Arabs vs. the Abdullah Plan (Middle East Quarterly)


The 2002 Arab peace initiative, commonly referred to as the "Abdullah plan" after its chief author, then-Saudi crown prince Abdullah bin Abd al-Aziz, constitutes the most significant and explicit collective Arab declaration in favor of a peaceful, mutually agreed-on resolution of the Arab-Israeli conflict ever made. By adopting the plan at the March 2002 League of Arab States's Beirut summit and reaffirming it in Riyadh in 2007, the collective Arab position towards the conflict has been modified in the direction of a more explicit recognition of Israel. Notwithstanding the ambiguities of the declaration, especially on the issue of Palestinian refugees, a shift is discernable. From complete rejection (the "Three Nos" of the 1967 Khartoum summit) to qualified acceptance (the 1982 Fez summit) to the current expressed willingness to declare an end to the conflict and establish normal relations with Israel, the Arab states have moved to an officially proclaimed acceptance of the reality of a Jewish state in the region.

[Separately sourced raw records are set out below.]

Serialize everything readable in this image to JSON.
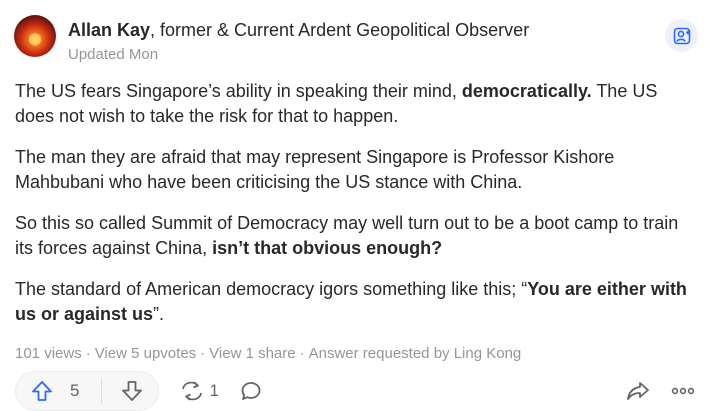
{
  "author": {
    "name": "Allan Kay",
    "credential": ", former & Current Ardent Geopolitical Observer",
    "updated": "Updated Mon"
  },
  "answer": {
    "p1_text": "The US fears Singapore’s ability in speaking their mind, ",
    "p1_bold": "democratically.",
    "p1_tail": " The US does not wish to take the risk for that to happen.",
    "p2": "The man they are afraid that may represent Singapore is Professor Kishore Mahbubani who have been criticising the US stance with China.",
    "p3_text": "So this so called Summit of Democracy may well turn out to be a boot camp to train its forces against China, ",
    "p3_bold": "isn’t that obvious enough?",
    "p4_text": "The standard of American democracy igors something like this; “",
    "p4_bold": "You are either with us or against us",
    "p4_tail": "”."
  },
  "stats": {
    "views": "101 views",
    "upvotes": "View 5 upvotes",
    "shares": "View 1 share",
    "requested": "Answer requested by Ling Kong",
    "separator": "·"
  },
  "actions": {
    "upvote_count": "5",
    "share_count": "1"
  },
  "colors": {
    "accent_blue": "#2e69ff",
    "text": "#282829",
    "muted": "#939598"
  },
  "icons": {
    "follow": "person-add-icon",
    "upvote": "arrow-up-icon",
    "downvote": "arrow-down-icon",
    "share": "reshare-icon",
    "comment": "comment-bubble-icon",
    "forward": "share-forward-icon",
    "more": "more-dots-icon"
  }
}
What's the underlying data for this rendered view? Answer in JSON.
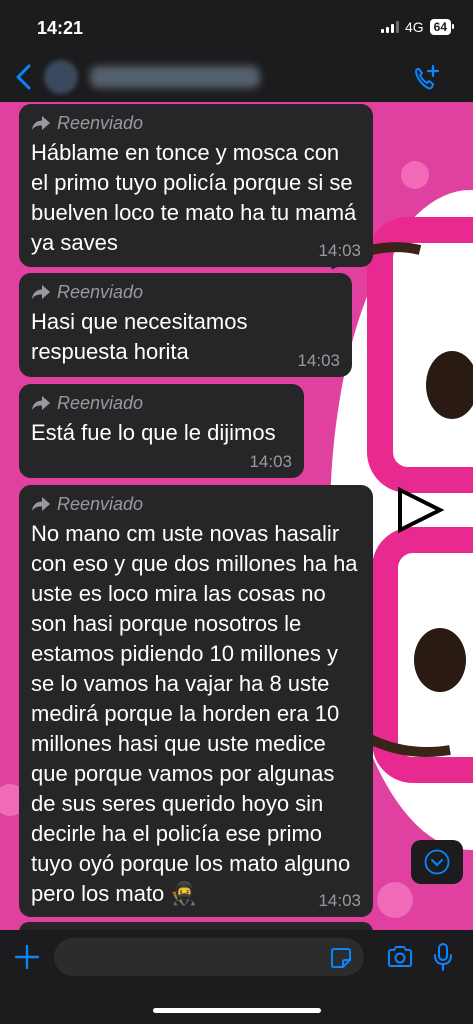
{
  "status_bar": {
    "time": "14:21",
    "network": "4G",
    "battery": "64"
  },
  "header": {
    "contact_name": ""
  },
  "messages": [
    {
      "forwarded_label": "Reenviado",
      "text": "Háblame en tonce y mosca con el primo tuyo policía porque si se buelven loco te mato ha tu mamá ya saves",
      "time": "14:03"
    },
    {
      "forwarded_label": "Reenviado",
      "text": "Hasi que necesitamos respuesta horita",
      "time": "14:03"
    },
    {
      "forwarded_label": "Reenviado",
      "text": "Está fue lo que le dijimos",
      "time": "14:03"
    },
    {
      "forwarded_label": "Reenviado",
      "text": "No mano cm uste novas hasalir con eso y que dos millones ha ha uste es loco mira las cosas no son hasi porque nosotros le estamos pidiendo 10 millones y se lo vamos ha vajar ha 8 uste medirá porque la horden era 10 millones hasi que uste medice que porque vamos por algunas de sus seres querido hoyo sin decirle ha el policía ese primo tuyo oyó porque los mato alguno pero los mato 🥷",
      "time": "14:03"
    }
  ],
  "input": {
    "placeholder": "",
    "value": ""
  },
  "colors": {
    "accent": "#0a84ff",
    "bubble": "#262628",
    "wallpaper": "#e040a0",
    "bar": "#1c1c1e"
  },
  "icons": [
    "back-icon",
    "video-call-icon",
    "forward-icon",
    "scroll-down-icon",
    "plus-icon",
    "sticker-icon",
    "camera-icon",
    "mic-icon"
  ]
}
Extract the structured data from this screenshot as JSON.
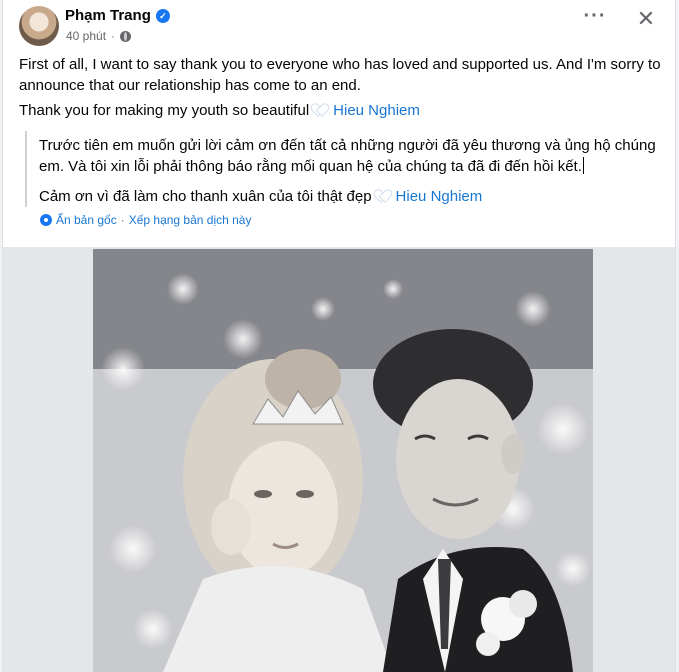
{
  "post": {
    "author": "Phạm Trang",
    "time": "40 phút",
    "more_icon": "more-horizontal-icon",
    "close_label": "✕",
    "english_line1": "First of all, I want to say thank you to everyone who has loved and supported us. And I'm sorry to announce that our relationship has come to an end.",
    "english_line2": "Thank you for making my youth so beautiful",
    "mention": "Hieu Nghiem",
    "translation_p1": "Trước tiên em muốn gửi lời cảm ơn đến tất cả những người đã yêu thương và ủng hộ chúng em. Và tôi xin lỗi phải thông báo rằng mối quan hệ của chúng ta đã đi đến hồi kết.",
    "translation_p2": "Cảm ơn vì đã làm cho thanh xuân của tôi thật đẹp",
    "hide_original": "Ẩn bản gốc",
    "separator": "·",
    "rate_translation": "Xếp hạng bản dịch này"
  },
  "colors": {
    "accent": "#1877f2",
    "mention": "#1876d2",
    "meta": "#65676b"
  }
}
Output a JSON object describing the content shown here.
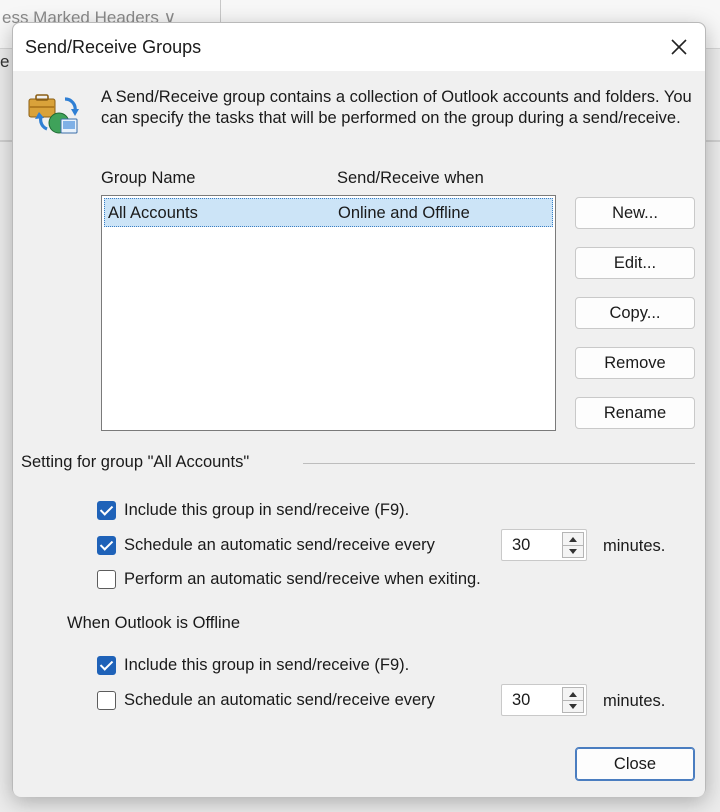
{
  "background": {
    "tab_text": "ess Marked Headers  ∨",
    "side_letter": "e"
  },
  "dialog": {
    "title": "Send/Receive Groups",
    "intro": "A Send/Receive group contains a collection of Outlook accounts and folders. You can specify the tasks that will be performed on the group during a send/receive.",
    "columns": {
      "name": "Group Name",
      "when": "Send/Receive when"
    },
    "groups": [
      {
        "name": "All Accounts",
        "when": "Online and Offline",
        "selected": true
      }
    ],
    "buttons": {
      "new": "New...",
      "edit": "Edit...",
      "copy": "Copy...",
      "remove": "Remove",
      "rename": "Rename",
      "close": "Close"
    },
    "setting_group_label": "Setting for group \"All Accounts\"",
    "online": {
      "include": {
        "label": "Include this group in send/receive (F9).",
        "checked": true
      },
      "schedule": {
        "label": "Schedule an automatic send/receive every",
        "checked": true,
        "value": "30"
      },
      "exit": {
        "label": "Perform an automatic send/receive when exiting.",
        "checked": false
      }
    },
    "offline_label": "When Outlook is Offline",
    "offline": {
      "include": {
        "label": "Include this group in send/receive (F9).",
        "checked": true
      },
      "schedule": {
        "label": "Schedule an automatic send/receive every",
        "checked": false,
        "value": "30"
      }
    },
    "minutes_label": "minutes."
  },
  "colors": {
    "accent": "#1f62b8",
    "selection": "#cce4f7",
    "close_border": "#4a7dc0"
  },
  "icons": {
    "app": "send-receive-groups-icon",
    "close": "close-icon",
    "spin_up": "spin-up-arrow-icon",
    "spin_down": "spin-down-arrow-icon"
  }
}
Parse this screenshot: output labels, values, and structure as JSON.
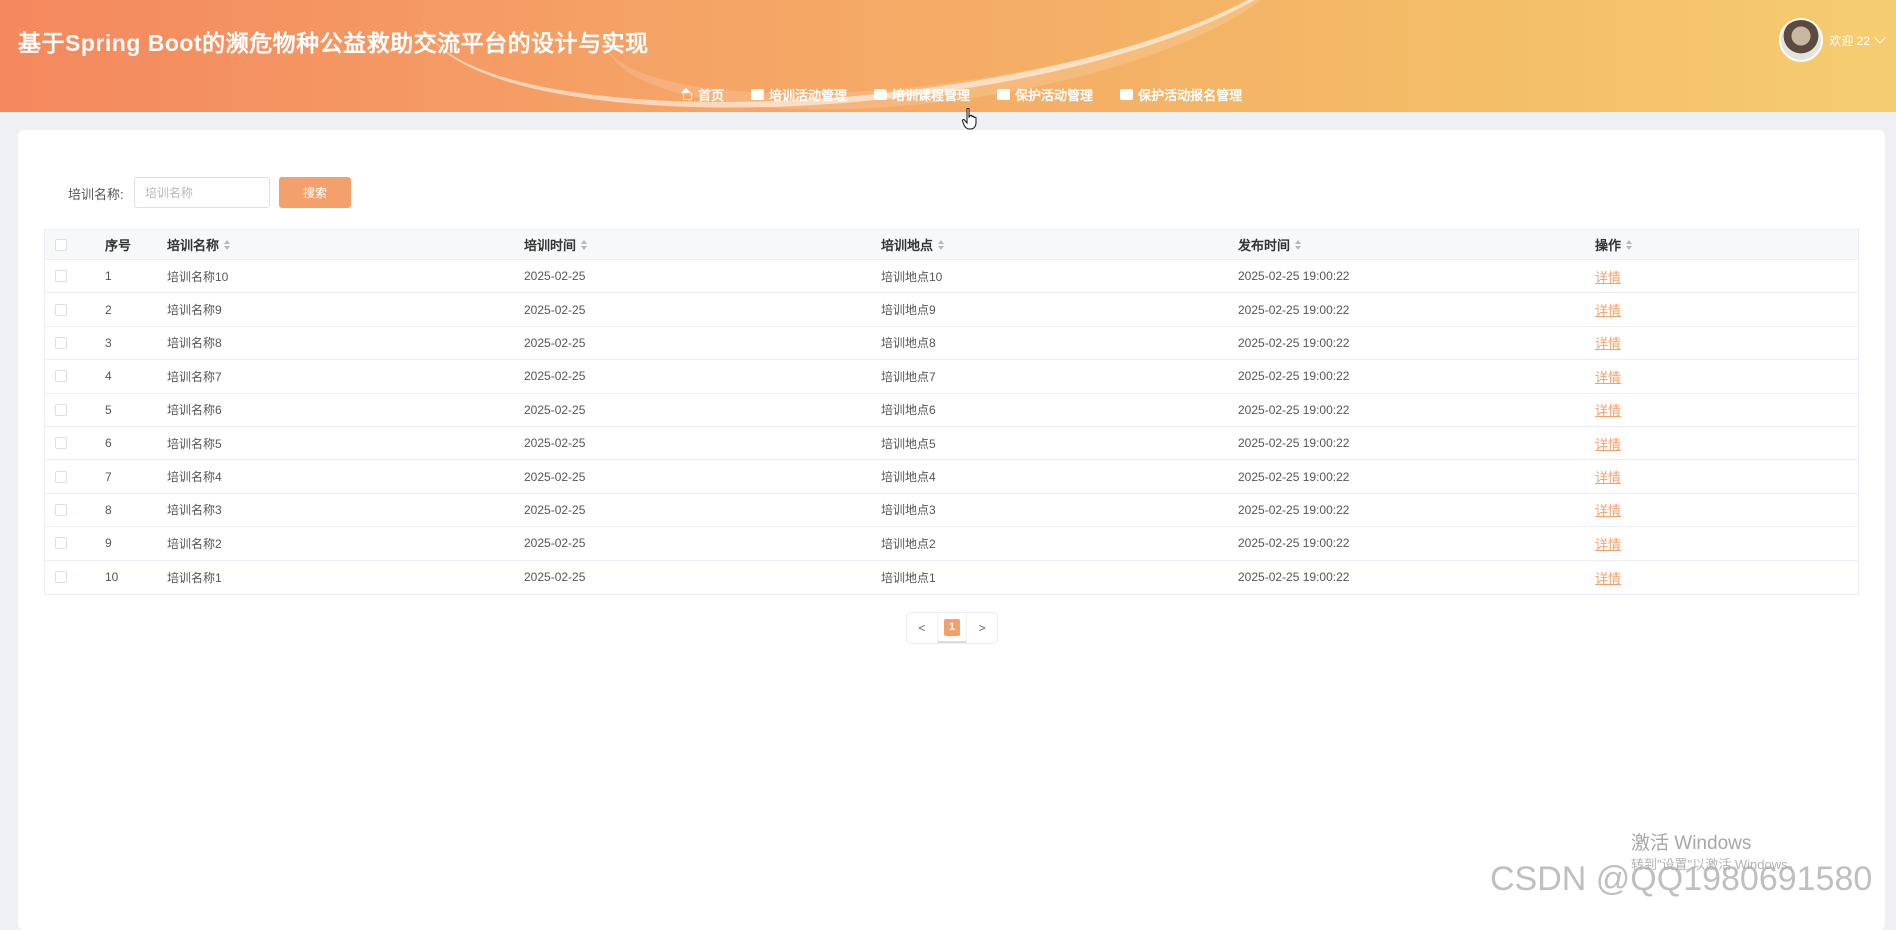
{
  "header": {
    "title": "基于Spring Boot的濒危物种公益救助交流平台的设计与实现",
    "welcome": "欢迎 22",
    "nav": [
      {
        "label": "首页",
        "icon": "home-icon"
      },
      {
        "label": "培训活动管理",
        "icon": "table-icon"
      },
      {
        "label": "培训课程管理",
        "icon": "book-icon"
      },
      {
        "label": "保护活动管理",
        "icon": "table-icon"
      },
      {
        "label": "保护活动报名管理",
        "icon": "table-icon"
      }
    ]
  },
  "search": {
    "label": "培训名称:",
    "placeholder": "培训名称",
    "button": "搜索"
  },
  "table": {
    "headers": [
      "序号",
      "培训名称",
      "培训时间",
      "培训地点",
      "发布时间",
      "操作"
    ],
    "rows": [
      [
        "1",
        "培训名称10",
        "2025-02-25",
        "培训地点10",
        "2025-02-25 19:00:22",
        "详情"
      ],
      [
        "2",
        "培训名称9",
        "2025-02-25",
        "培训地点9",
        "2025-02-25 19:00:22",
        "详情"
      ],
      [
        "3",
        "培训名称8",
        "2025-02-25",
        "培训地点8",
        "2025-02-25 19:00:22",
        "详情"
      ],
      [
        "4",
        "培训名称7",
        "2025-02-25",
        "培训地点7",
        "2025-02-25 19:00:22",
        "详情"
      ],
      [
        "5",
        "培训名称6",
        "2025-02-25",
        "培训地点6",
        "2025-02-25 19:00:22",
        "详情"
      ],
      [
        "6",
        "培训名称5",
        "2025-02-25",
        "培训地点5",
        "2025-02-25 19:00:22",
        "详情"
      ],
      [
        "7",
        "培训名称4",
        "2025-02-25",
        "培训地点4",
        "2025-02-25 19:00:22",
        "详情"
      ],
      [
        "8",
        "培训名称3",
        "2025-02-25",
        "培训地点3",
        "2025-02-25 19:00:22",
        "详情"
      ],
      [
        "9",
        "培训名称2",
        "2025-02-25",
        "培训地点2",
        "2025-02-25 19:00:22",
        "详情"
      ],
      [
        "10",
        "培训名称1",
        "2025-02-25",
        "培训地点1",
        "2025-02-25 19:00:22",
        "详情"
      ]
    ]
  },
  "pagination": {
    "prev": "<",
    "current": "1",
    "next": ">"
  },
  "overlay": {
    "activate_title": "激活 Windows",
    "activate_sub": "转到\"设置\"以激活 Windows。",
    "watermark": "CSDN @QQ1980691580"
  },
  "colors": {
    "accent": "#f4a06c",
    "header_start": "#f4885e",
    "header_end": "#f5cd70"
  }
}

Attaining a proper understanding of the initiative, however, requires an examination of the larger contexts in which it was forged.